Well, it is time to emerge at long last.
Friday, June 14, 2013
Well, it is time to emerge at long last.
Monday, December 10, 2012
I love citrus. It's so lovely that citrus season occurs in the cold of winter -- those bright, juicy sunshine-orbs ripening to perfection in the darkest days.
I've featured marmalade and cocktails made from our (six!) citrus trees in past blog posts. In the spirit of thinking ahead to holiday gifts and gatherings, I've fallen in love with candied citrus peel. It's a bit of a process, but the results are worth it! Delicious, flavorful citrus peels last months in a sealed container in the fridge, and they are so pretty. Dipped in bittersweet chocolate puts them over the edge.
Wednesday, September 5, 2012
Monday, August 6, 2012
Yay tamarind! Before you skip over this, thinking tamarind is an exotic and strange thing that you have never heard of, don't know where to find, or don't care about...give tamarind a chance. It is an extraordinary fruit pulp that is quite delicious and surprisingly nutritious. This sweet-sour fruit (officially a legume), contains high amounts of potassium, calcium, iron, selenium, zinc and magnesium, as well as vitamins C and B and antioxidants. Quite a powerhouse of a fruit -- it's especially unusual to see a fruit with such high levels of iron and Vitamin B. And it is really delicious -- sweet, sour, tangy, addictive. I've used it in savory Indian dishes, as well as in sweet drinks and dessert. I've also seen tamarind candies at the Latino market coated with chili -- sweet and spicy. This recipe is an adaptable summer winner -- it can be churned into a refreshing sorbet or mixed with additional water and ice for sipping in the sun. It's sweet, yet not cloyingly so.
|tamarind still in their pods|
Thursday, July 26, 2012
It's berry time again! As we headed over the Santa Cruz Mountains to our go-to you-pick berry patch, we tried to remember when it was that we made this trip last year. Of course I track dates and time by the food I ate or the recipes I made, so I looked back in the blog. Sure enough, it was the same weekend last year that we hauled home many pounds of blackberries and strawberries. The Daiquiris, Blackberry Ice Cream and Blackberry Swirl Frozen Yogurt posts tell the tale of last year's excursion.
So what to make with this year's bounty? A slump, of course. What the heck is a slump?! In short, it's stove top fruit dumplings. Unlike a cobbler or a grunt (or other strangely-named fruit desserts), a slump is made on the stove top. It's lovely not to have to turn on the oven in the summer! I like to use a big cast iron pan with a heavy lid. The fruit goes in the pot and a biscuit-mixture is dropped on top of the fruit. The pan lid goes on and the magic happens: the fruit bubbles away while the biscuits steam, making fluffy, fruit-covered dumplings. You can use whatever berry you have -- blackberries, raspberries, strawberries, blueberries -- or other fruit (stone fruit works great). Sugar amounts may have to be altered for different types of fruit. It's a brilliant idea. And absolutely delicious.
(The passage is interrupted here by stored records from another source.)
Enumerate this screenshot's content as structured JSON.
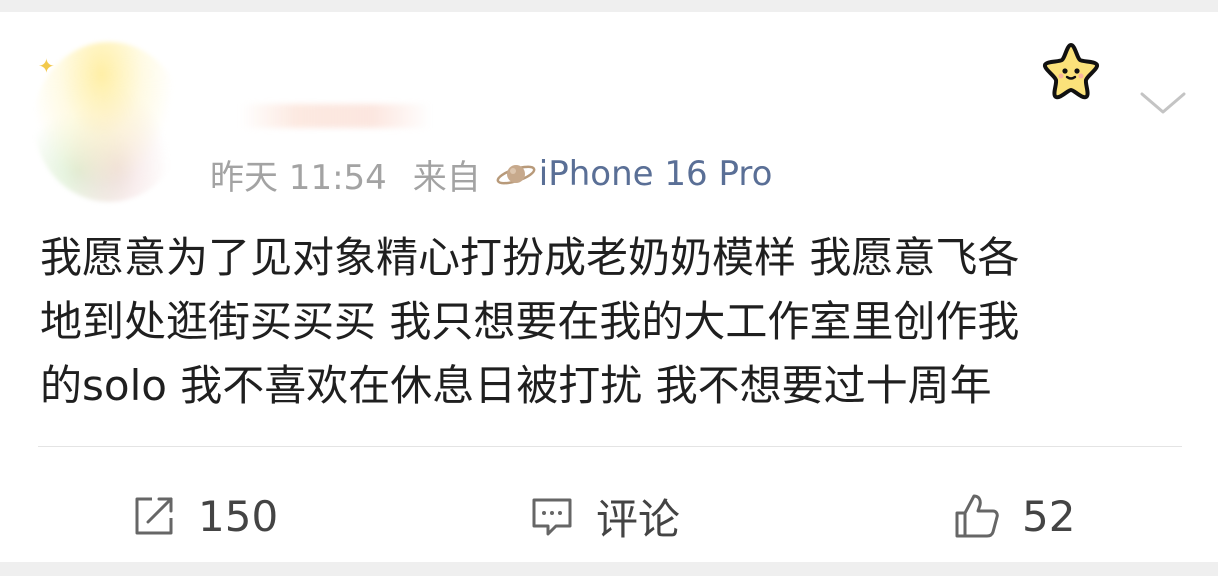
{
  "post": {
    "meta": {
      "time": "昨天 11:54",
      "source_prefix": "来自",
      "device": "iPhone 16 Pro"
    },
    "lines": [
      "我愿意为了见对象精心打扮成老奶奶模样 我愿意飞各",
      "地到处逛街买买买 我只想要在我的大工作室里创作我",
      "的solo 我不喜欢在休息日被打扰 我不想要过十周年"
    ]
  },
  "actions": {
    "repost_count": "150",
    "comment_label": "评论",
    "like_count": "52"
  },
  "icons": {
    "badge": "star-face-icon",
    "more": "chevron-down-icon",
    "source": "planet-icon",
    "repost": "repost-icon",
    "comment": "comment-icon",
    "like": "thumbs-up-icon"
  },
  "colors": {
    "device_link": "#5a6f96",
    "badge_yellow": "#fbe27a",
    "text": "#1f1f1f",
    "muted": "#a3a3a3"
  }
}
Monday, July 16, 2012
Well, it's back to blogging! After many months of wedding planning, celebrating, and then honeymooning, Bill and I spent our first weekend back at home, reveling in the simple pleasure of being married, and
I really enjoyed planning our wedding weekend, and I absolutely LOVED every minute of the celebration. Now it's also strangely enjoyable to be doing household tasks. Even while dusting and lugging bags to the Goodwill, little wedding memories click through my mind and make me smile.
Here's a sneak peek:
I'll do a post with more photos and details soon, and (hopefully) have a recipe for our wedding cake -- a banana cake that is out of this world. But today's post is a recipe that came to me during a sweet bridal shower hosted by a most creative, generous and resilient friend. She hosted a beautiful brunch, and collected recipes on index cards from all my friends (I'll be posting more of those in the weeks to come -- there are some real winners... everything from savory Bulgarian pastries to Texas sheet cake to Grandma Paddy's ricotta pancakes).
This was the recipe she passed on to me, from Cynthia Lair, a professor at Bastyr University. I frequently make salads, but this is a favorite. The Triple A is named for the primary ingredients = Avocado, Almonds and Arame (a nutrient-rich seaweed, a relative of kelp. Make it with mixed greens, a nice butter lettuce, baby spinach or arugula (to make it a Quadruple A!). I usually like to dress my salad separately, as I'm picky about what constitutes just the right amount of dressing, but this salad is an exception -- I love this dressing and the amount always seems perfect. I didn't do much cooking over the past couple months, but I did make this salad quite a few times -- and that is saying a lot (it was this salad and take out for the last two month rush before the wedding)! On more than one occasion this salad served as a meal in itself.